▶ **SUPPLIED DATA**
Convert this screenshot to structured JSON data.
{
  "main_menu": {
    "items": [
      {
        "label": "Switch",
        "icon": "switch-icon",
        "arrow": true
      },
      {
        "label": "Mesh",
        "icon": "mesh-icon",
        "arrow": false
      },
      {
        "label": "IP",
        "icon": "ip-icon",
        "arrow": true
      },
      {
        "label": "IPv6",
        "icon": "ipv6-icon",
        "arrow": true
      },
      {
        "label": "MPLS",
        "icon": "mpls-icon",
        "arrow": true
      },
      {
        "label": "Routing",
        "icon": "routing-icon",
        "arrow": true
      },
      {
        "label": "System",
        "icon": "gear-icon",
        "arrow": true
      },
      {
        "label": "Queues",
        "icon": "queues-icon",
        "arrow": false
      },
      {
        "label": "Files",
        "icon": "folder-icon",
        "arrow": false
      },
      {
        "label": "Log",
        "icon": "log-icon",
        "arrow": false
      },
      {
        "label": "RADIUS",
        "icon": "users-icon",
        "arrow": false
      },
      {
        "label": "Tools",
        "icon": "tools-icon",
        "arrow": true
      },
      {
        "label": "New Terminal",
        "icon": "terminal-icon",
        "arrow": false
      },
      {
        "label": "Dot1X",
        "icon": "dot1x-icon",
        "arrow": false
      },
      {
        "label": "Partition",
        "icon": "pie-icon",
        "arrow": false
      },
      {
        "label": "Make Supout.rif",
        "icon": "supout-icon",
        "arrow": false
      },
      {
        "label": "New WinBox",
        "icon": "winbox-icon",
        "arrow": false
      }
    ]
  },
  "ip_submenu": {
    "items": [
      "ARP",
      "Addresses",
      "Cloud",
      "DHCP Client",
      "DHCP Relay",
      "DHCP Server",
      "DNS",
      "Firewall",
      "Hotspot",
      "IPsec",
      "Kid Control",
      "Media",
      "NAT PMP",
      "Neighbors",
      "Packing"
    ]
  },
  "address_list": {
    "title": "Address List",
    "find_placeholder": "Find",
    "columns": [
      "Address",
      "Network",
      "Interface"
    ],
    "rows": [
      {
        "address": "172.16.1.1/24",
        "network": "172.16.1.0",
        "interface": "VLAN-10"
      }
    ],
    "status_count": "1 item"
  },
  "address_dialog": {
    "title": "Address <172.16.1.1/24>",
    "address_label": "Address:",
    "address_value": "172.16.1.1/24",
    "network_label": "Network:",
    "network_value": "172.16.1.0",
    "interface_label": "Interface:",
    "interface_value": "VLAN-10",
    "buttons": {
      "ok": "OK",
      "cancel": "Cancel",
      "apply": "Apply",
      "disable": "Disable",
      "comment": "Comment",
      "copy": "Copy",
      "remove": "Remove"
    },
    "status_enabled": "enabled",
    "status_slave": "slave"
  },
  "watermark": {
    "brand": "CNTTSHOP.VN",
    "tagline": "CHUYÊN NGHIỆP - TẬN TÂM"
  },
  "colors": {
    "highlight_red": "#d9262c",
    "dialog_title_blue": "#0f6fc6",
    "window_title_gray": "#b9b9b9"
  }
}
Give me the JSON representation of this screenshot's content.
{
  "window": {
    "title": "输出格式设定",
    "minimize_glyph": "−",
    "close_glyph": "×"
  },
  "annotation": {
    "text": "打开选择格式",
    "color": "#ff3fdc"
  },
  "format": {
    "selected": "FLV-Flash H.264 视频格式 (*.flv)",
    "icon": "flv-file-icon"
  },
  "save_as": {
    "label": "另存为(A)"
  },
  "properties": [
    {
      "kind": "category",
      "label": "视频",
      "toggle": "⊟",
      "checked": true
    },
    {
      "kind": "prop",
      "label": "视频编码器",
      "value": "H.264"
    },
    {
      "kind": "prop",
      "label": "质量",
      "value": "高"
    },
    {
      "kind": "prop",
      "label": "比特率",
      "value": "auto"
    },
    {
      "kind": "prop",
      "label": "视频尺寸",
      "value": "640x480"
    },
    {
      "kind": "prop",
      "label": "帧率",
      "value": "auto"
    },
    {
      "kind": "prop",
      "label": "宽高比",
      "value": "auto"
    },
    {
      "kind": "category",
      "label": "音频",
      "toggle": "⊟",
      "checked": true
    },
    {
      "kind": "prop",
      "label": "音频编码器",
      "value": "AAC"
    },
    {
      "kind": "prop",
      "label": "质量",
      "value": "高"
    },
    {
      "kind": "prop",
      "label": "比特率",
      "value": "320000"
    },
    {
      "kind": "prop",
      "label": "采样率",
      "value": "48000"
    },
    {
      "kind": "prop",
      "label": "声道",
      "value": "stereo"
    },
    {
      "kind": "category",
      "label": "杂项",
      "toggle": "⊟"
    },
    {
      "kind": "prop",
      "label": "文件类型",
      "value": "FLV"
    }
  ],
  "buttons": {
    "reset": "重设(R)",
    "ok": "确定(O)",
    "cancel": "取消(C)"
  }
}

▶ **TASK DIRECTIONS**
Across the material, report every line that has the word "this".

▶ **RESPONSE TO THE EXERCISE**
Convert this screenshot to structured JSON data.
Give me the JSON representation of this screenshot's content.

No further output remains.